How to Obtain Valid,
Certified Translations for
German Authorities

“Sworn translators“ can perform officially certified translations, which are then freely
recognized by all German authorities.

April, 2017

The German authorities require certified translations for certain types of documents, including those needed for starting up a business in Germany, for example commercial registry excerpts, company contracts and powers of attorney.

What is a “certified translation”?

When talking about certified translations, it is important to know that the term “certification” has a particular meaning in Germany when relating to translations, because a “sworn translators” system is in operation here. These translators must meet certain criteria in order to be sworn in by the court. As such, they are authorized to confirm the accuracy and completeness of a translation by providing their signature and stamp, but exclusively in the language combinations for which they have been approved.

Directory of sworn translators and interpreters

So how do you procure a certified translation which is guaranteed to be accepted by the German authorities? There is an official directory listing all sworn translators for written texts (and interpreters for verbal negotiation), and their direct contact details: http://www.justiz-uebersetzer.de/. Only these translators can perform officially certified translations, which can then be freely recognized by all German authorities.

»Confusion resulting from the term is due to the fact there is no definitive name for Germany’s special situation.«

Christine Schmitt
Publicly appointed and sworn Japanese and English document translator for Baden-Württemberg

Nationwide recognition

Certified translations according to the German system are recognized right across the country, i.e. if you require a translation for a registry office in Munich, it does not have to be performed by a Bavarian translator, but can be done by a translator from anywhere in Germany.
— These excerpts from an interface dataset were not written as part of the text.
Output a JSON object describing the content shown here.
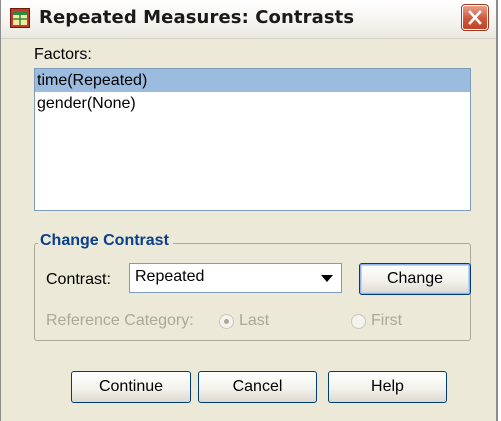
{
  "window": {
    "title": "Repeated Measures: Contrasts",
    "app_icon": "spss-dialog-icon",
    "close_icon": "close-icon"
  },
  "factors": {
    "label": "Factors:",
    "items": [
      "time(Repeated)",
      "gender(None)"
    ],
    "selected_index": 0
  },
  "change_contrast": {
    "group_title": "Change Contrast",
    "contrast_label": "Contrast:",
    "contrast_value": "Repeated",
    "change_button": "Change",
    "reference_category_label": "Reference Category:",
    "reference_options": [
      "Last",
      "First"
    ],
    "reference_selected": "Last",
    "reference_enabled": false
  },
  "buttons": {
    "continue": "Continue",
    "cancel": "Cancel",
    "help": "Help"
  },
  "colors": {
    "dialog_bg": "#ece9d8",
    "selection": "#9bbcde",
    "group_title": "#0a3f8a",
    "close_button": "#d0563b",
    "disabled_text": "#aca899"
  }
}
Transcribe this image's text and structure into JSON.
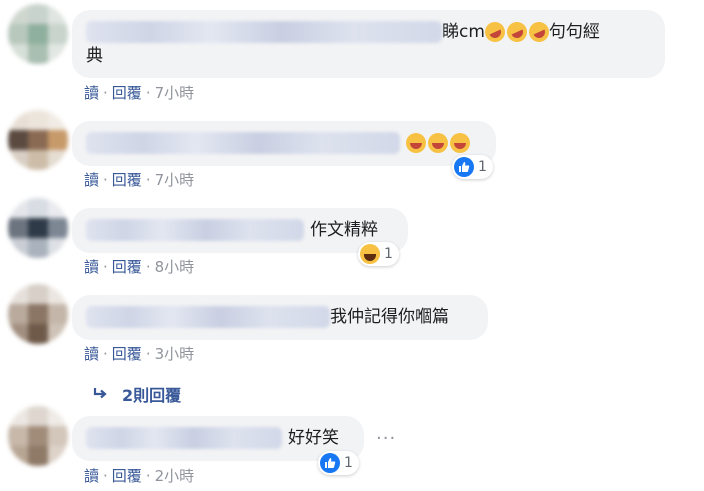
{
  "comments": [
    {
      "suffix_text": "睇cm",
      "emoji_count": 3,
      "emoji_name": "rolling-on-floor-laughing",
      "text_line2": "句句經典",
      "second_line": "典",
      "first_line_tail": "句句經",
      "action_read": "讀",
      "action_reply": "回覆",
      "time": "7小時",
      "reaction": null
    },
    {
      "suffix_text": "",
      "emoji_count": 3,
      "emoji_name": "grinning-face-with-sweat",
      "action_read": "讀",
      "action_reply": "回覆",
      "time": "7小時",
      "reaction": {
        "icon": "like-icon",
        "count": "1"
      }
    },
    {
      "suffix_text": "作文精粹",
      "emoji_count": 0,
      "action_read": "讀",
      "action_reply": "回覆",
      "time": "8小時",
      "reaction": {
        "icon": "haha-icon",
        "count": "1"
      }
    },
    {
      "suffix_text": "我仲記得你嗰篇",
      "emoji_count": 0,
      "action_read": "讀",
      "action_reply": "回覆",
      "time": "3小時",
      "reaction": null
    },
    {
      "suffix_text": "好好笑",
      "emoji_count": 0,
      "action_read": "讀",
      "action_reply": "回覆",
      "time": "2小時",
      "reaction": {
        "icon": "like-icon",
        "count": "1"
      }
    }
  ],
  "replies_link": {
    "label": "2則回覆"
  },
  "more_options": "···",
  "separator": "·",
  "colors": {
    "link": "#385898",
    "muted": "#90949c",
    "bubble": "#f2f3f5",
    "like": "#1877f2"
  }
}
So if you choose a translator from North Rhine-Westphalia, for instance, the wording on the stamp might say “Japanese translator authorized by the presiding judge at the Düsseldorf Higher Regional Court,” but the translation can be submitted to authorities anywhere in Germany.

An ambiguous term

The confusion resulting from the differing interpretation of the term “certified translation” is partly due to the fact that there is unfortunately no definitive name for Germany’s situation, since the term “certified translation” says nothing about the special background. This type of translation might be better termed something like “certified translation in accordance with the German system,” because the simple term of a “certified translation” gives the impression that this sort of certification can be issued by any official authority, similar to a “certified copy,” which can be issued by the receptionist at any town hall or district branch office. As this system is not well known, and because there is no specific term for it, many people buy translations produced by translators certified under systems different to the German one or translations stamped by embassies or translation agencies, but these are generally not accepted by the German authorities and have to be redone here with the added cost this entails.